Paddling a kayak from California to Hawaii is not impossible. It has been done.
Adventure athlete Wave Vidmar appeared ready to begin his attempt at his two-month, 3,100-mile journey Sunday morning from Bodega Bay.
But the NYT’s Tom Sims — who penned a cool piece on the 48-year-old Vidmar in June — tweeted the adventurer’s expected Sunday departure had been delayed for a rather non-adventurous reason:
Wave Vidmar, the solo kayaker, was to launch from California to Hawaii on Sunday morning but stomach issue delayed him http://t.co/SyhMUfUR
— Tom Sims (@TomSims_Athlete) August 6, 2012
Presuming a settled-down stomach and an imminent departure, Vidmar will aim for the Hawaiian islands in a tech-laden, super-sophisticated double kayak. His is only the second try on a supremely short list of attempted Pacific paddlers.
The only solo kayaker to try or complete the California-to-Hawaii journey was Ed Gillet in 1997.
The NYT’s Sims reported the reclusive Gillet was not receptive to attempts by Vidmar to learn directly from the one man who has completed — or attempted — to paddle from California to Hawaii.
Gillet may have not helped Vidmar directly, but his existing harrowing online accounts would give pause to any ordinary human contemplating such a trip:
“The cold wind was relentless. When I poked my head out in the mornings I screamed into the wind, “I don’t want to die!” I felt as exposed and as stressed as I had on long rock climbs.

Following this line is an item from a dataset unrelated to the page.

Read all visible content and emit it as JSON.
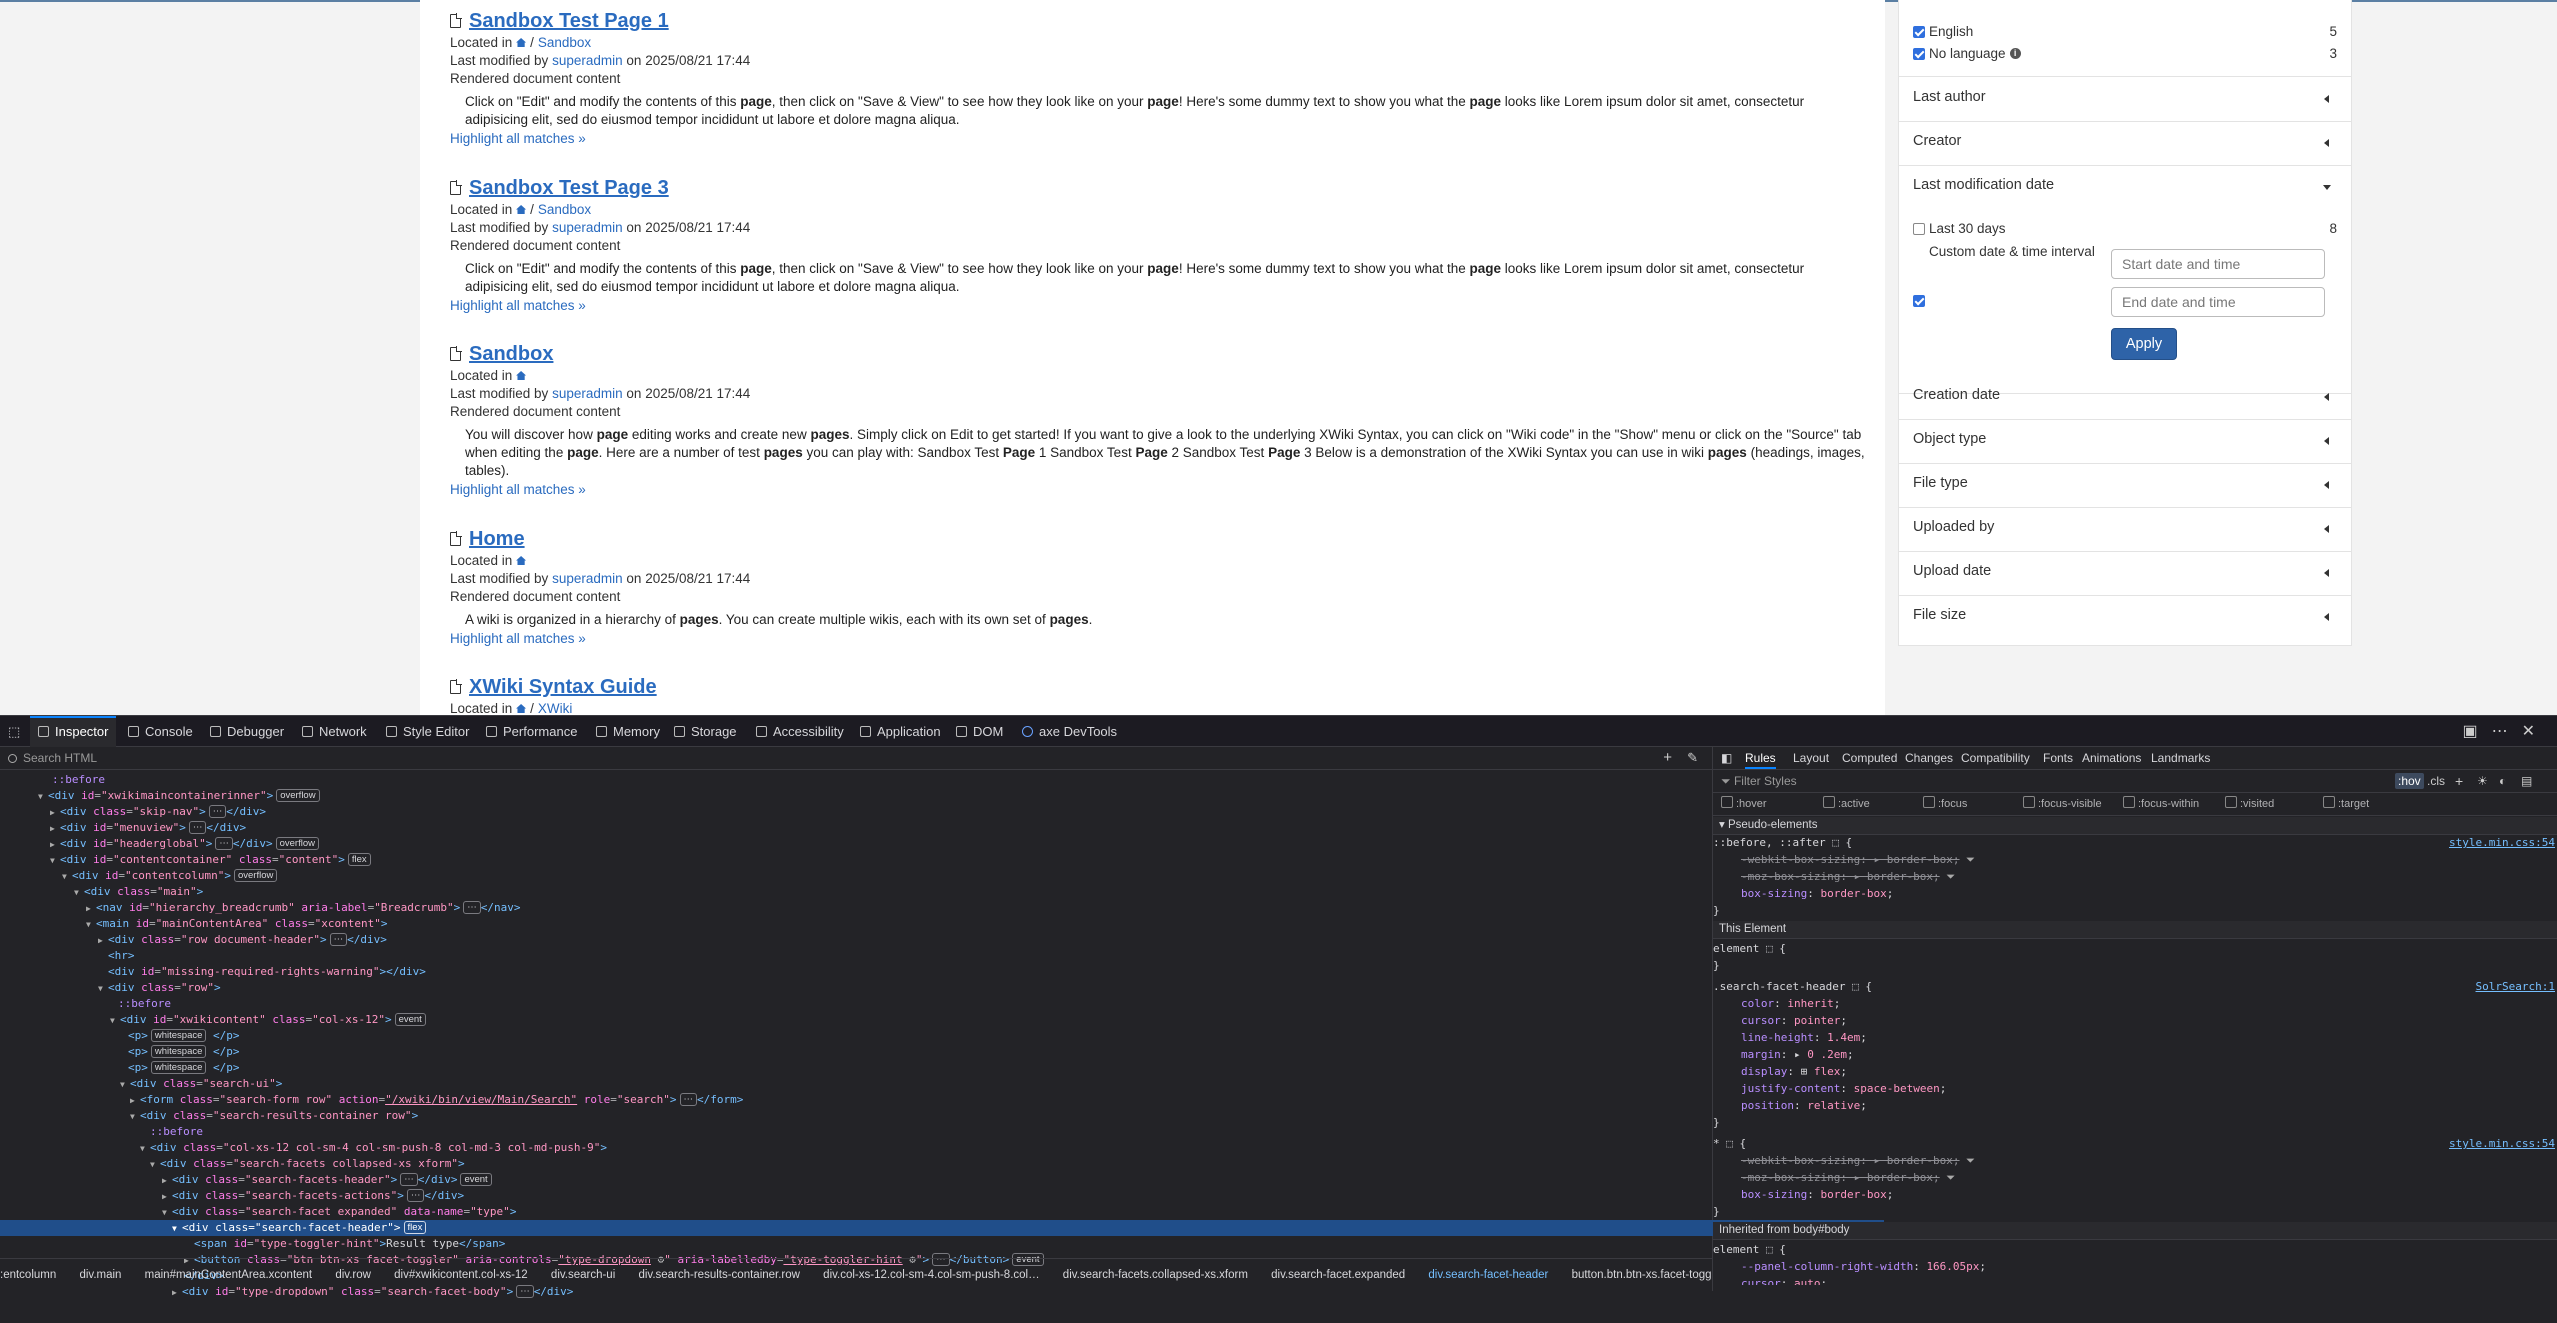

I relied on my skill and equipment for survival — even a small mistake could prove fatal.”
Another month or so into his 63-day journey, Gillet told Canoe & Kayak Magazine he hit the Pacific trade winds, the best part of his trip:

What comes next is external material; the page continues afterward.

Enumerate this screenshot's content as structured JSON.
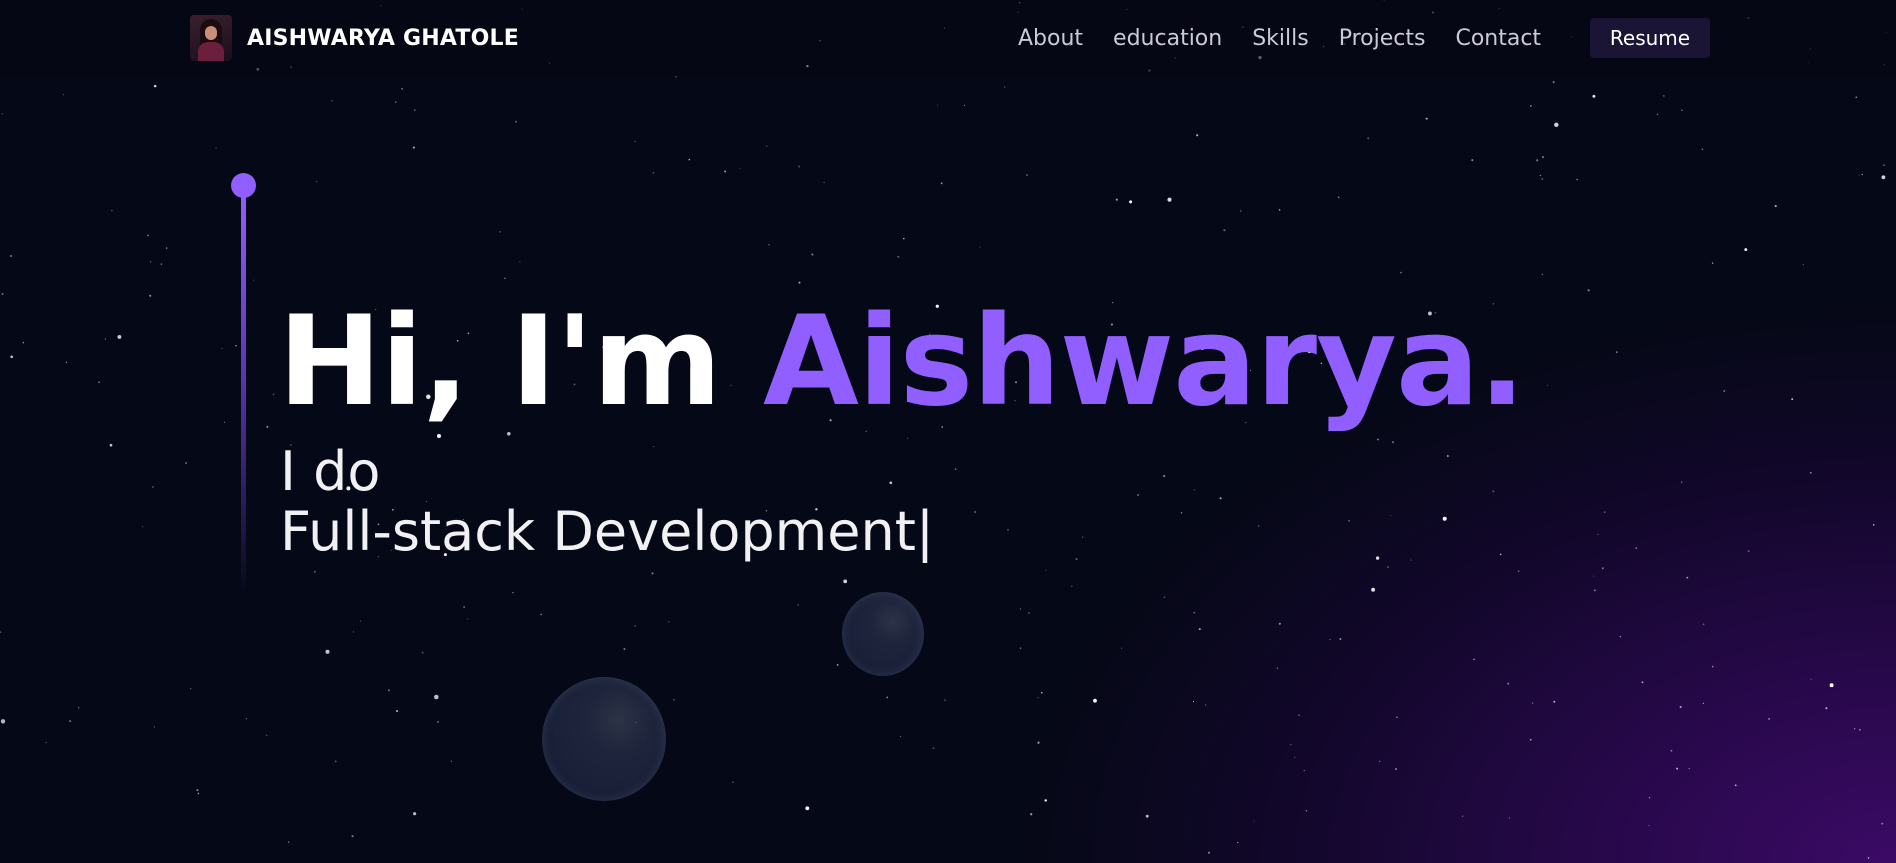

“The weather was warm, the wind blew constantly at 20 knots, the sea was a frothy royal blue, and I had a school of mahi-mahi traveling with me — they hung under my boat at night and swam along with me all day, like a pack of friendly dogs.”

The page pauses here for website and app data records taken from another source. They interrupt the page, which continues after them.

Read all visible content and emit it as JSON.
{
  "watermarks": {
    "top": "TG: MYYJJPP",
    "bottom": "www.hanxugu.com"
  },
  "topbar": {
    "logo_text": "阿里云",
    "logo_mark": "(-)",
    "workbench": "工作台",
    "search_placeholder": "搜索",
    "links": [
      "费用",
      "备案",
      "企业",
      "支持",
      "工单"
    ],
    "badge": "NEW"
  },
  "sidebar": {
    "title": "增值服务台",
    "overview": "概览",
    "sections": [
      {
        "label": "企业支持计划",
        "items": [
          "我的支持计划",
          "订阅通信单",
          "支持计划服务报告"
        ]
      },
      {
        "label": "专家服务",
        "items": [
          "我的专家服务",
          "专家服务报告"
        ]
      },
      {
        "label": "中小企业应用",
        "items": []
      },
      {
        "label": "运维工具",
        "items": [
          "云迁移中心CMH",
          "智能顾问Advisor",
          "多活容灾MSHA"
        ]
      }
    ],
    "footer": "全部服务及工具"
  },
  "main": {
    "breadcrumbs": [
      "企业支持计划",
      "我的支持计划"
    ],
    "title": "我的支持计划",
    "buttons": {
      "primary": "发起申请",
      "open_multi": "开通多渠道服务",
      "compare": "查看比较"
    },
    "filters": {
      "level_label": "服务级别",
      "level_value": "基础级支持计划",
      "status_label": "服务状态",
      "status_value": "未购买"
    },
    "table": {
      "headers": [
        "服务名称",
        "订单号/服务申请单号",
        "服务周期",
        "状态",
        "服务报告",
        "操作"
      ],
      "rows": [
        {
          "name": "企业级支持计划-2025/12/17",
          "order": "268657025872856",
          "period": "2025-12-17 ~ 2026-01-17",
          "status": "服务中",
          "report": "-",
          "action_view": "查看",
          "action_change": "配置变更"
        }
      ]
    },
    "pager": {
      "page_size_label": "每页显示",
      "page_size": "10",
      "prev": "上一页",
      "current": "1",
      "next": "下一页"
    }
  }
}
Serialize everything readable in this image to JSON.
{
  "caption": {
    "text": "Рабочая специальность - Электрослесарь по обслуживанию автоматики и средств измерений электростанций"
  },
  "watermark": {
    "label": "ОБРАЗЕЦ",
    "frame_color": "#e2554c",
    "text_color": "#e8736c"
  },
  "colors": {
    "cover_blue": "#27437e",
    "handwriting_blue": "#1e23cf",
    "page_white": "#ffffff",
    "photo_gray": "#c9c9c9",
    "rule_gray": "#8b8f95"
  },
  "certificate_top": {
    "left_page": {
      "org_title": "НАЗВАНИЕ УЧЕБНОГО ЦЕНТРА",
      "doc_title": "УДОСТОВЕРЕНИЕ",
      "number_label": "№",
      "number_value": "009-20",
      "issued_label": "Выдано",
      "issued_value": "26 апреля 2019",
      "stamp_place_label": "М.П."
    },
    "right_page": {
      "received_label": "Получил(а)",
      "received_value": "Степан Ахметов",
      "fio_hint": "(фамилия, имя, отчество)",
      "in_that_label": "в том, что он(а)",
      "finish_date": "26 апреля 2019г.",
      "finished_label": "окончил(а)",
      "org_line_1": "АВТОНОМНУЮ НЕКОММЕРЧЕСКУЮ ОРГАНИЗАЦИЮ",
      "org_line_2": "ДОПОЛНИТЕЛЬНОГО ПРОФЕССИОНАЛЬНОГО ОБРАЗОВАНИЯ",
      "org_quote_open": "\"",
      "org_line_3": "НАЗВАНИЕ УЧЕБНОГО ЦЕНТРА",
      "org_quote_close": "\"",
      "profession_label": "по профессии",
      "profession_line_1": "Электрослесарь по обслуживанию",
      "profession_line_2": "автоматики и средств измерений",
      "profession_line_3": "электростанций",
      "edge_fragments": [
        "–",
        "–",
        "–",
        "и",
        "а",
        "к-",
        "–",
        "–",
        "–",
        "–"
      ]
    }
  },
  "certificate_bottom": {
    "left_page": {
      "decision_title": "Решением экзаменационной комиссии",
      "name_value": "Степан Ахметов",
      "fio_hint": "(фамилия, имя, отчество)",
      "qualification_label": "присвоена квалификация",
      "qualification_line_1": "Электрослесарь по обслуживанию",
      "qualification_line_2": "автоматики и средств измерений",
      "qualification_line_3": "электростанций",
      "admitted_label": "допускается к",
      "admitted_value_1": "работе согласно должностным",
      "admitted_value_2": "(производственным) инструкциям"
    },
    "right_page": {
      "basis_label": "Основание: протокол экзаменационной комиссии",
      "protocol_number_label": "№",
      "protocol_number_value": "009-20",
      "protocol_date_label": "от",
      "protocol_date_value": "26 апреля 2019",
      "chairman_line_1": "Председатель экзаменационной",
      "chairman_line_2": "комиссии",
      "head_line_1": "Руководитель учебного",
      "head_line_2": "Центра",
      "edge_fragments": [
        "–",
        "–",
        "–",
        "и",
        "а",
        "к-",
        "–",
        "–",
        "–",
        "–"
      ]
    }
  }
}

In his accounts, Gillet describes facing psychological turmoil on the trip, though he believes it may been exacerbated or brought on by medication he received.
Vidmar plans to complete his 3,100 mile journey in 45 to 65 days, eating 5,500 calories a day to sustain an eight-hour paddling schedule.
Outfitter and sponsor Seaward Kayaks have customized one of their Passat G3 kayaks just for the trip. Designers have reinforced Vidmar’s vessel with carbon fiber and Kevlar, and removed internal panels for more space.
Even for someone like Vidmar — whose globe-spanning adventures would already fill several lifetimes — paddling from California to Hawaii is the challenge of a lifetime and a battle for survival.
For the 2012 attempt, Vidmar says he’s not worried about loneliness, sharks or keeping himself entertained out on the open seas. He does worry about tsunami debris from Japan, though, calling it his “biggest danger.”